DECISION #3: Making complicated monthly reading plans.
For a number of years I've been in the habit of planning what books I'm going to read each month. It's kind of fun. Around the end of each month, I begin browsing shelves and the pages of my TBR tome and draw up a list, which sometimes has to be changed when I discover that in order to read everything on it, I'll need to read 500 pages a day. This year, though, I decided to make my monthly plan far more complicated than I ever had. I had assigned categories I was trying to fill, like "contemporary fiction," "classic fiction", "children's/y.a.", "poetry". Talk about taking the joy out of reading (there must be some Puritan blood in me somewhere the way I'm able to take things I love and turn them into chores). Why on earth did I set up a plan that was basically the equivalent of revisiting the horror I call "high school English classes"?
RE-DECISION #3: No more complicated monthly plans. In fact, I'm considering just reading at will. I'm not sure it's something I can do. For some reason, I do like having some sort of a plan (probably why I'm so easily convinced to join challenges). A glimmer of hope is shining off in the distance, though: I have not yet drawn up any sort of list for June, and when I was at our annual library book sale last week and came across a pristine copy of Lonely Werewolf Girl, a book I've been wanting to read forever, I bought it, abandoned everything else I was reading (overdue library books be damned), and dove right in. I've gone back to reading other things while reading it (I will never be a one-book-at-a-time sort), but that's something I rarely ever do, buy a book and begin it the day I buy it.

DECISION #4: I'm going to eat one vegetarian, one vegan, and one anything goes meal a day (an idea I got from Mark Bittman when I read his Food Matters). This is a very hard thing to do when you're (for health reasons) also trying to eat more protein and to cut back on sugar, white flour, and gluten in your diet. My vegan meals often include bread or pasta. I've found gluten-free pasta that I love, but I have yet to find a gluten-free bread that I love. In fact, if you're trying to cut down on those three things. it seems the best diet to adopt is the paleo diet, which recommends eating some sort of lean meat at every meal (something I'm smart enough to know not to even pretend I'm going to try to do, especially since the diet also forbids dairy, and I love my raw milk, yogurt, and cheese).
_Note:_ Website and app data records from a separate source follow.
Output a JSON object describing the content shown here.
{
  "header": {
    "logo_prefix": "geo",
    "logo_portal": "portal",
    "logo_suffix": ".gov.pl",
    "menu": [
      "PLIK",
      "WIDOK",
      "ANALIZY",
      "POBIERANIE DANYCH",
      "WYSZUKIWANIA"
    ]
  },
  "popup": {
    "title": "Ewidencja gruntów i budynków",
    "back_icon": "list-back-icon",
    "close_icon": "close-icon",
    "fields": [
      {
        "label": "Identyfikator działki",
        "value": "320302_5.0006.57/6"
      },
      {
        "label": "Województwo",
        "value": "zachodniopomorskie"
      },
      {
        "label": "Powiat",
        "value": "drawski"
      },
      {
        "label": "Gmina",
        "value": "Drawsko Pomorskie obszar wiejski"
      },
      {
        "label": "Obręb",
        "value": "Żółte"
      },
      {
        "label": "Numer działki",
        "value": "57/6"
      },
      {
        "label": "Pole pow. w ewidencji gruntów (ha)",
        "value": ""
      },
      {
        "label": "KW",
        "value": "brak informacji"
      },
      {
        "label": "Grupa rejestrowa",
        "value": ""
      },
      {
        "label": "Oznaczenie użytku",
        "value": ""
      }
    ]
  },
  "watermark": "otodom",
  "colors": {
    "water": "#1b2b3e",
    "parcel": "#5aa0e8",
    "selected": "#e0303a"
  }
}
RE-DECISION #4: Again, I will stop being a slave to the plan. I'm still trying to eat meat only occasionally and to eat more vegan meals, but I'm not trying so hard to stick to this one-one-one thing. First of all, it doesn't work too well if you love to eat leftovers (which I do) and find yourself with 3 vegetarian choices and 1 meat-based choice in your fridge but no vegan choices (unless all you're going to do is eat raw carrots and broccoli, which I'm not). And secondly, I'm tired of eating something, and then thinking, "Oh, wait a minute. That was supposed to be a vegan meal!"

DECISION #5: I'm going to go a year without buying any books.
Can we all just laugh at this one? I think I bought my first book within a week of making this decision ("Book discussion/OBOC books I can't get through our library system don't count.")
RE-DECISION #6: Stop pretending I'm not buying any books this year. I will, instead, make more of an effort to get rid of those I've read, will never read again, and that need to find new homes.